Cayman artist Luelan Bodden has aimed to spark controversy in the past with sculptures that challenge religious and cultural norms, but his latest piece is a testament to what can be made just from local material.
Last week, Mr. Bodden finished the sculpture, a crab made from local conch shells, wrapping up a project he has been working on since October.
“The process is mental for about two months, where you’re just beating your mind up to think about where to cut the shell, and doing sketches here and there,” he said. “Then one morning you say, ‘This is it,’ and you open up the shell to see what parts you can find.”
Building a sculpture out of conch shells is not an easy endeavor. Mr. Bodden said he had to use a diamond saw blade to cut the shells, whose outsides are a very hard, glassy material that is difficult to cut with precision.
“If you don’t move your fingers, it will give you a nasty chop. And I’ve gotten a few chops in my time,” said Mr. Bodden, who is a full-time electrician.
While others in the Caribbean use conch shells to make smaller figurines and other crafts, Mr. Bodden said he believes he is the only artist in the region that uses them to make detailed sculptures.
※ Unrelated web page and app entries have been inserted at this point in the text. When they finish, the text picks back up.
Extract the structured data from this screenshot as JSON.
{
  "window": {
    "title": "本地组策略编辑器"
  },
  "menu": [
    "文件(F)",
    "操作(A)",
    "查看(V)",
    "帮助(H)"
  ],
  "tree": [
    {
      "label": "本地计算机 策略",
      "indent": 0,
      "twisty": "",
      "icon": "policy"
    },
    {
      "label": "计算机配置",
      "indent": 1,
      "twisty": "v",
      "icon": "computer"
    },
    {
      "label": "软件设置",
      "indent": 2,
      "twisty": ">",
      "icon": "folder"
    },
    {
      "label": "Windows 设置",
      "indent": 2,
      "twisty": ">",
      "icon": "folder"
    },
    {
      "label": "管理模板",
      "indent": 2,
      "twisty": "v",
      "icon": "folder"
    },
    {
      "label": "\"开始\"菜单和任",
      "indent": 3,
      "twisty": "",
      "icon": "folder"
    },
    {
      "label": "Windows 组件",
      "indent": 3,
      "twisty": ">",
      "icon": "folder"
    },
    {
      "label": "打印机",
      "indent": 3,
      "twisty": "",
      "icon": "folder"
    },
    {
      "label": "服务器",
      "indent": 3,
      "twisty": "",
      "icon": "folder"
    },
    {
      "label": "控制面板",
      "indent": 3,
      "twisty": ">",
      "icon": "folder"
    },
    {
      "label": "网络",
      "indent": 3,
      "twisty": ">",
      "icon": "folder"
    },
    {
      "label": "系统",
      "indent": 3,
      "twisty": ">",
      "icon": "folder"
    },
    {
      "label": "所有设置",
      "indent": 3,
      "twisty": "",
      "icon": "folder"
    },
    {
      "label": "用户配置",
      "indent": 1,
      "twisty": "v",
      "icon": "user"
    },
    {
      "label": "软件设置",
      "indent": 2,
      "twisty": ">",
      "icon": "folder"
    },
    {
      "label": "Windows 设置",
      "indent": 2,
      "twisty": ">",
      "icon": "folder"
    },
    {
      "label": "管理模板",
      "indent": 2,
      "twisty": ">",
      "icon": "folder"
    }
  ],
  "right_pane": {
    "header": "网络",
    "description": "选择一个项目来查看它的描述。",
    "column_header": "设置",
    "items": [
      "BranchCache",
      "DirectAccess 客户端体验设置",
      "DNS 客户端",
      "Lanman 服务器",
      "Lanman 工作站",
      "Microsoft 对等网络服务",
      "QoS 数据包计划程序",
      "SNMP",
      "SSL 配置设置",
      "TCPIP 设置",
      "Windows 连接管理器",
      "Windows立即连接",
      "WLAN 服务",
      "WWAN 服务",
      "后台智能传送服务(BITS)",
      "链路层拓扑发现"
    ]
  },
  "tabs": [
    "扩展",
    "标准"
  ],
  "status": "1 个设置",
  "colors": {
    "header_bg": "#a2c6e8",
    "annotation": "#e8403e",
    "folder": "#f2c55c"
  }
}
“The amount of work I did, and that I know I don’t have any competition,” is why he’s seeking to sell his conch crab for $15,000, he said.
The crab sculpture is a sharp contrast to other more provocative works in his gallery off Crewe Road, including conch shells resembling genitalia and an electric chair with a crown of thorns above it.
One sculpture, made mainly from palm fibers, features a globe, held up by a hand which, Mr. Bodden said, is the hand of God.
A giant spider sits on the world, laying eggs and enveloping it in its web. Across the world from the spider is a serpent, symbolic of the serpent in the garden of Eden.
Below the world is a bowl containing capsules, a series of handwritten calculations and an excerpt from the Book of Revelations concerning the coming of the anti-Christ and the marks that people will bear on their hands or foreheads. The sculpture represents Mr. Bodden’s view of the coming of the anti-Christ.
“Older people go crazy, they don’t want to see it,” he said of some of his work.